═══ RECORDS PROVIDED ═══

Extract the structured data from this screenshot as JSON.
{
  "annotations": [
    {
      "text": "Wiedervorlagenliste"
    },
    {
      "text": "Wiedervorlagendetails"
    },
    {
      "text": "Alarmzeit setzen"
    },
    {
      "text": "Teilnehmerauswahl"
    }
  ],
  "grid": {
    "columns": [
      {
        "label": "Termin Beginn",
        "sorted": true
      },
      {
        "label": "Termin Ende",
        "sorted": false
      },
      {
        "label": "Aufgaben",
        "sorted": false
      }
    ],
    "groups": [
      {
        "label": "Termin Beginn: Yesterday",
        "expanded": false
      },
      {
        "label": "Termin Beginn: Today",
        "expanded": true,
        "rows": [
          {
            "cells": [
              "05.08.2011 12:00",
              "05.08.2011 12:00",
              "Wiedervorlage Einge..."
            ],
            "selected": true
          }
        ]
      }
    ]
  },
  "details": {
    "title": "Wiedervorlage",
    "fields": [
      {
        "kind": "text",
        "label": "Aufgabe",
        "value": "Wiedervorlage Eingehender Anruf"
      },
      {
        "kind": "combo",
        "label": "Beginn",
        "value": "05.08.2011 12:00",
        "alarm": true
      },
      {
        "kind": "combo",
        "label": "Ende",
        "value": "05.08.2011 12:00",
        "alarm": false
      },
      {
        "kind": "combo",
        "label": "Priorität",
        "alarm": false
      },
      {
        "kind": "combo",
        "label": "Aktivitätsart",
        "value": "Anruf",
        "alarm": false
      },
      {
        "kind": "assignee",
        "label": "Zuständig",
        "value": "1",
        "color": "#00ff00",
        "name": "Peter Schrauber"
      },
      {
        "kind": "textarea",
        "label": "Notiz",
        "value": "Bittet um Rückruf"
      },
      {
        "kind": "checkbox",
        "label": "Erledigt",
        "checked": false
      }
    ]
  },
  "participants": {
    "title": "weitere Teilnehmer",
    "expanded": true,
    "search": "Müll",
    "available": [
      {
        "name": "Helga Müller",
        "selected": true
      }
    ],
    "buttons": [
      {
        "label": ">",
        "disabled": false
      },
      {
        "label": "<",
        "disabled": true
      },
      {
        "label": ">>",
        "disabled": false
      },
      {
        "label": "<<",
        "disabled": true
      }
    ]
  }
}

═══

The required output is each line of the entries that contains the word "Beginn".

        "label": "Termin Beginn",
        "label": "Termin Beginn: Yesterday",
        "label": "Termin Beginn: Today",
        "label": "Beginn",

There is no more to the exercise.